Aother side is the trend on commutes to avoid interaction AT ALL COSTS! This is completely facilitated by having headphones/earbuds connected. Those same people somehow are supposed to hear commands from the conductor ( a Federal Requirement I believe? ), know when someone is saying “Excuse me” when trying to get off the train and acknowledge any other sound. Of course, the running joke about New Yorkers in the Subways is “Never make eye contact” and it is strictly adhered to! You can tell the non-Commuters … they’re the ones looking around at everyone!!!
Then there’s what I call Sleeptending; the sitting & pretending to sleep on the Commuter Train. This is an interesting activity employed a) to avoid interaction of ANY kind and, b) avoid being asked to give up the seat to someone more needy. This is usually employed by able-bodied men…usually in suits & shiny leather shoes!!!
At the first platform I used (Micro Pad), there was a really large parking lot, so many of the Commuters drove in from other areas. This made the group a bit more upscale & diverse. Lots of Execs and the odd Beautiful Person, sprinkled with a variety from earlier stops. After the move to the House, at the Yellow Line stop, I was a complete novelty! Folks were not sure what to make of me; little kids gave me a wide berth, teenagers looked at me almost in disbelief … even the pan-handlers passed me by.
While on the Light Rail, particularly to & from the Micro Pad, my fellow passengers were varied and fall into several categories:
1) School Kids: as related earlier, they are the loudest & most profane group of them all … the GIRLS in particular. Most hogged the seats, fought in the aisles, all the while holding phones & earbuds in.
2) Older Folks: usually rode the length of the line, since the passes are free for 65+ … should get myself one! Sometimes they had small kids in tow, which were shuffled out quickly to avoid the School Kids!

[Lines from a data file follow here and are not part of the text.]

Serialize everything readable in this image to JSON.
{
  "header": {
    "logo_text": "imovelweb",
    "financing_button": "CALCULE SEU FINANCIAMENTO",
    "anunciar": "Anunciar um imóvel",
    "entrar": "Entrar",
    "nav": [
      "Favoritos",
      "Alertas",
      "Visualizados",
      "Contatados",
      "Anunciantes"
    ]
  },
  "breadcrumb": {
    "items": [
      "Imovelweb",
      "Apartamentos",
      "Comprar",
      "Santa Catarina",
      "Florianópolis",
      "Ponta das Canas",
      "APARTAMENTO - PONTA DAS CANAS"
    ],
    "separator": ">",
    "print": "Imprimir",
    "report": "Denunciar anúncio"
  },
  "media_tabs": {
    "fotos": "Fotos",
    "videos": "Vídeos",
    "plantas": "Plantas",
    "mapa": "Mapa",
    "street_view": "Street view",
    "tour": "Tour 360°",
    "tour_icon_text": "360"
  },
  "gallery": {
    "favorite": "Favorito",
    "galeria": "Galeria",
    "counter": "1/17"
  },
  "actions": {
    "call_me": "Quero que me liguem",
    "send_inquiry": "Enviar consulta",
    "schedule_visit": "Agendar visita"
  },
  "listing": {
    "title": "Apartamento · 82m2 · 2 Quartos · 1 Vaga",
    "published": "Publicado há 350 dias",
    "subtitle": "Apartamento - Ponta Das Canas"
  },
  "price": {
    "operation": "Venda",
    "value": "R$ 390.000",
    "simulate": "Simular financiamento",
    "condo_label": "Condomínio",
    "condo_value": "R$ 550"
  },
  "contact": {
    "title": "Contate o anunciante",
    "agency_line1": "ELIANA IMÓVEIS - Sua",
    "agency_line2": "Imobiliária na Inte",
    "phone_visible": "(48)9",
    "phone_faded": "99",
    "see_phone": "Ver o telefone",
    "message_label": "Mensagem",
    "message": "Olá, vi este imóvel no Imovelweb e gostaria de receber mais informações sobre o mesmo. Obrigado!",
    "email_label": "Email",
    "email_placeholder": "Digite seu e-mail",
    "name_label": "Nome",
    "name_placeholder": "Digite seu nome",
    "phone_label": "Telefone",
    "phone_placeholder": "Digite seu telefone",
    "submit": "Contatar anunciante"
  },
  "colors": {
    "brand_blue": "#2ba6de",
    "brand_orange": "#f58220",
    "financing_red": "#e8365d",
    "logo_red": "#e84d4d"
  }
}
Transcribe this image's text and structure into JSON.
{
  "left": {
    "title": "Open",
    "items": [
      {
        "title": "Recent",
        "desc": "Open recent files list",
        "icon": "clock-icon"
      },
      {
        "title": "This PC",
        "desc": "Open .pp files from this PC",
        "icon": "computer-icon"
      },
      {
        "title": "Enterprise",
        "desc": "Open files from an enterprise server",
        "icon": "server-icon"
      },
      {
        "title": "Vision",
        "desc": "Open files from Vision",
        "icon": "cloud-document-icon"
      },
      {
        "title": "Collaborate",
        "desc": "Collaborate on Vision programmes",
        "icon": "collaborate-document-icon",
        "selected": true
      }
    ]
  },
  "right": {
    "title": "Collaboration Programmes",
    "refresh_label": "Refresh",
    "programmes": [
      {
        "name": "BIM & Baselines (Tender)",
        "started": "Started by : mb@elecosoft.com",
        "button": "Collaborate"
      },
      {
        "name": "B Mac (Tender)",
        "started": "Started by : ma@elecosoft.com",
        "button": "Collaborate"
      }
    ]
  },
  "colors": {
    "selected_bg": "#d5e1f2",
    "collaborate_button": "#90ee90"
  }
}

3) Jane/Joe Blow: Regular folks ( like yours truly ), making their way in. Most keep to themselves, avoid eye contact, 99.9% have earbuds or headphones & fiddle with their phone the whole trip.